Guns. We love them in New Hampshire, so much that Gov. Chris Sununu and the state Legislature quickly peeled off some restrictions when they got into power last year. Add to that President Trump and the Republican Party’s embrace of the NRA agenda, and everyone knows it’s OK to own a gun, to carry a gun, and to conceal a gun here in New Hampshire.
But if you pick up your Smith and Wesson when you hear your wife in an argument?
“I’m allowed to carry a gun, and I’m allowed to kill somebody to protect myself,” Chaney said, “but it seems everything in between is absolutely unacceptable.”
Hillsborough County Attorney Dennis Hogan sees it differently. Hogan said his office only dropped the case because prosecutors couldn’t find the alleged victims. He didn’t rule out resurrecting the charges if they surface.
“In general, we have a bias that you shouldn’t bring a gun to an argument. It escalates things,” Hogan said.
Chaney was born in Texas and said guns have been his life-long hobby. He shot for the New Hampshire State Rifle team. He is a certified armorer, meaning he can repair a gun without voiding the factory warranty.
He has a concealed weapon permit. He said he’s never been in trouble with the law before.
At the time of his arrest, he was working at the DHL warehouse but was later laid off.
He said he doesn’t leave his apartment without his .40-caliber handgun. After his arrest, police confiscated his 10 guns, which range from muzzleloaders to a small .22-caliber handgun. Manchester police will eventually have to return them.

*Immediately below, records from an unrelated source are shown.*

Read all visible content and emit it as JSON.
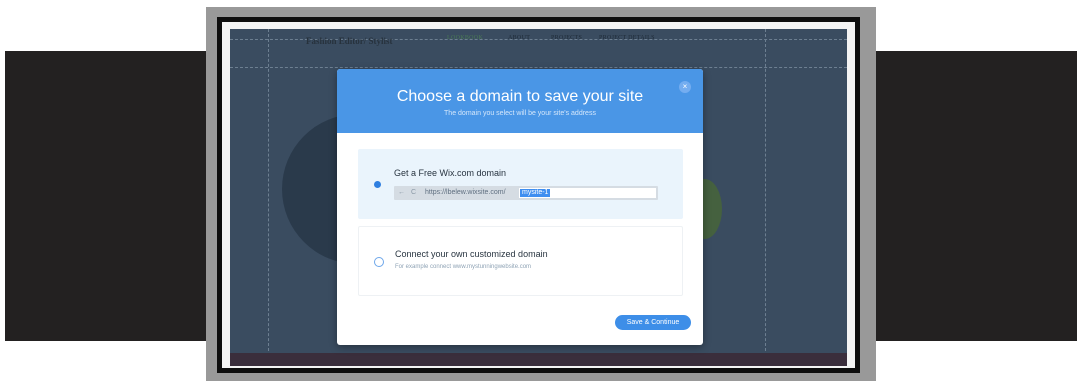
{
  "background_page": {
    "site_title": "Fashion Editor/ Stylist",
    "nav_items": [
      "ABOUT",
      "PROJECTS",
      "PROJECT DETAILS"
    ],
    "nav_active": "LOOKBOOK"
  },
  "dialog": {
    "title": "Choose a domain to save your site",
    "subtitle": "The domain you select will be your site's address",
    "close_icon": "×",
    "free_option": {
      "label": "Get a Free Wix.com domain",
      "url_prefix": "https://lbelew.wixsite.com/",
      "site_name_value": "mysite-1",
      "nav_icons": "← C",
      "selected": true
    },
    "custom_option": {
      "label": "Connect your own customized domain",
      "hint": "For example connect www.mystunningwebsite.com",
      "selected": false
    },
    "save_button_label": "Save & Continue"
  },
  "colors": {
    "header": "#4a96e6",
    "button": "#3d8ee8",
    "selection": "#3f8ef0",
    "overlay": "#3a4c60"
  }
}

He’s been grazed by a bullet before, when his father’s gun went off accidentally. He dismisses my question about stashing a firearm about 6 feet off the ground on a shelf of DVDs, saying his 5-year-old could never reach it.
Here’s how the arrest went down: On May 22, Chaney and his wife Anna were arguing before she left for work. That prompted their downstairs neighbors — identified in court complaints as Jerry Piere and Theresa Brucker — to confront Anna on the hallway stairs as she tried to leave their apartment building at 290 Conant St.

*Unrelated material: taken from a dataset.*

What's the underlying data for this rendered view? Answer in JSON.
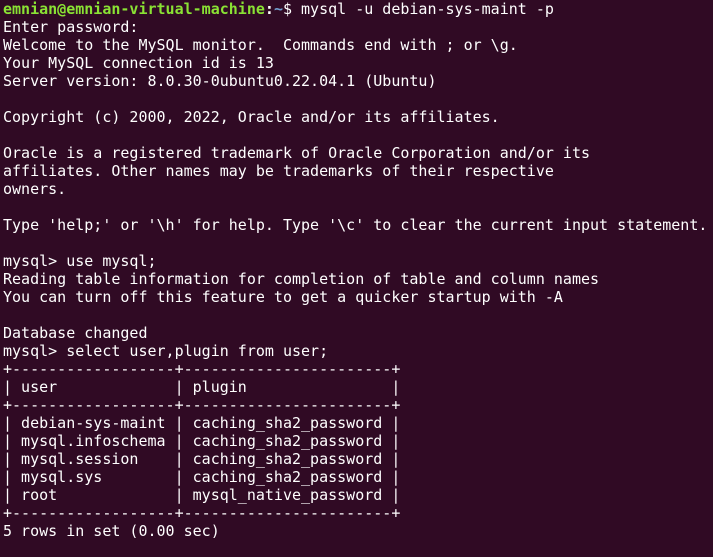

Piere and Brucker told police that Chaney appeared on the hallway stairs landing with gun in hand. Piere said he was “waving it around as he was speaking.” Brucker told cops she was afraid and retreated into her apartment.

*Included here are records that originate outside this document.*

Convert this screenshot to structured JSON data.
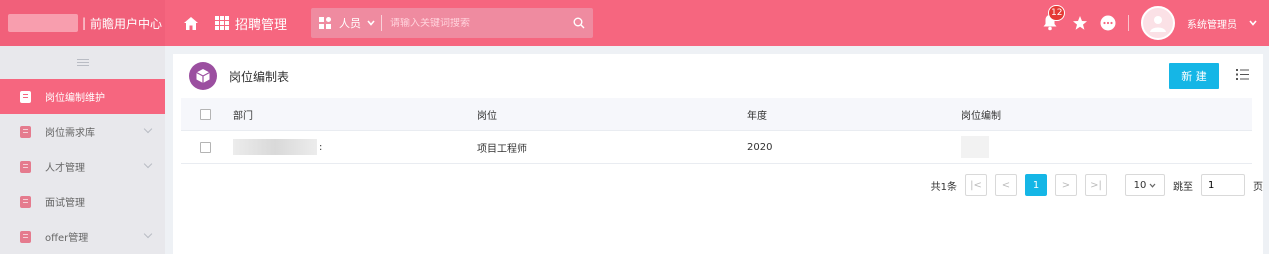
{
  "topbar": {
    "brand_sep": "|",
    "brand_name": "前瞻用户中心",
    "home_icon": "home-icon",
    "apps_icon": "grid-icon",
    "apps_label": "招聘管理",
    "search": {
      "type_label": "人员",
      "placeholder": "请输入关键词搜索"
    },
    "notification_count": "12",
    "user_name": "系统管理员"
  },
  "sidebar": {
    "items": [
      {
        "label": "岗位编制维护",
        "active": true
      },
      {
        "label": "岗位需求库"
      },
      {
        "label": "人才管理"
      },
      {
        "label": "面试管理"
      },
      {
        "label": "offer管理"
      }
    ]
  },
  "main": {
    "title": "岗位编制表",
    "new_button": "新 建",
    "table": {
      "headers": [
        "部门",
        "岗位",
        "年度",
        "岗位编制"
      ],
      "rows": [
        {
          "dept_suffix": ":",
          "post": "项目工程师",
          "year": "2020",
          "quota": ""
        }
      ]
    },
    "pager": {
      "total": "共1条",
      "first": "|<",
      "prev": "<",
      "current": "1",
      "next": ">",
      "last": ">|",
      "page_size": "10",
      "jump_label": "跳至",
      "jump_value": "1",
      "page_unit": "页"
    }
  },
  "colors": {
    "accent": "#f6667f",
    "primary_button": "#15b6e6",
    "header_icon_bg": "#9b4fa0"
  }
}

Chaney has a different version. He said his gun was in-hand, but at his side. He eventually pocketed it when Piere said “Really, bro?” He added that both Piere and Brucker are over 6 feet tall, while Anna is barely 100 pounds.
“The gun was there in case they laid a hand on my wife. Either one of these people could kill my wife in a minute or two,” he said.
A grand jury indicted Chaney in July; each charge carried a prison term of 3 to 20 years.
He refused a plea bargain that would have put him in state prison for a year. His public defender planned to claim self-defense.
Hogan said his office gets such cases from time to time. His best advice in a confrontation? Just walk away.
And in what is a paradox, the latest change in the state’s gun laws — which allows any legal gun owner to conceal a weapon — makes criminal threatening less likely.
“If they don’t see it, they can’t be threatened,” Hogan said. “The Legislature solved the problem, another benefit of having a Republican government.”
Maybe so. Yet, Manchester is still laying the legal boundary between guns and safety. It’s a messy task. Consider Alycia Neely, the Manchester mom arrested last year for having a loaded gun in a glove compartment with a car full of kids.
Like Chaney, she had to deal with the economic and mental fallout of an arrest — job loss, anxiety, etc. Like Chaney, her charges were dropped. And like Chaney, she lives in a city where guns scare people and get shot off more often than in towns like Orford or Swanzey.
“I just want to get as far away from the city as I can at this point,” Chaney said.
Mark Hayward’s City Matters appears Saturdays in the New Hampshire Union Leader and UnionLeader.com. He can be reached at firstname.lastname@example.org.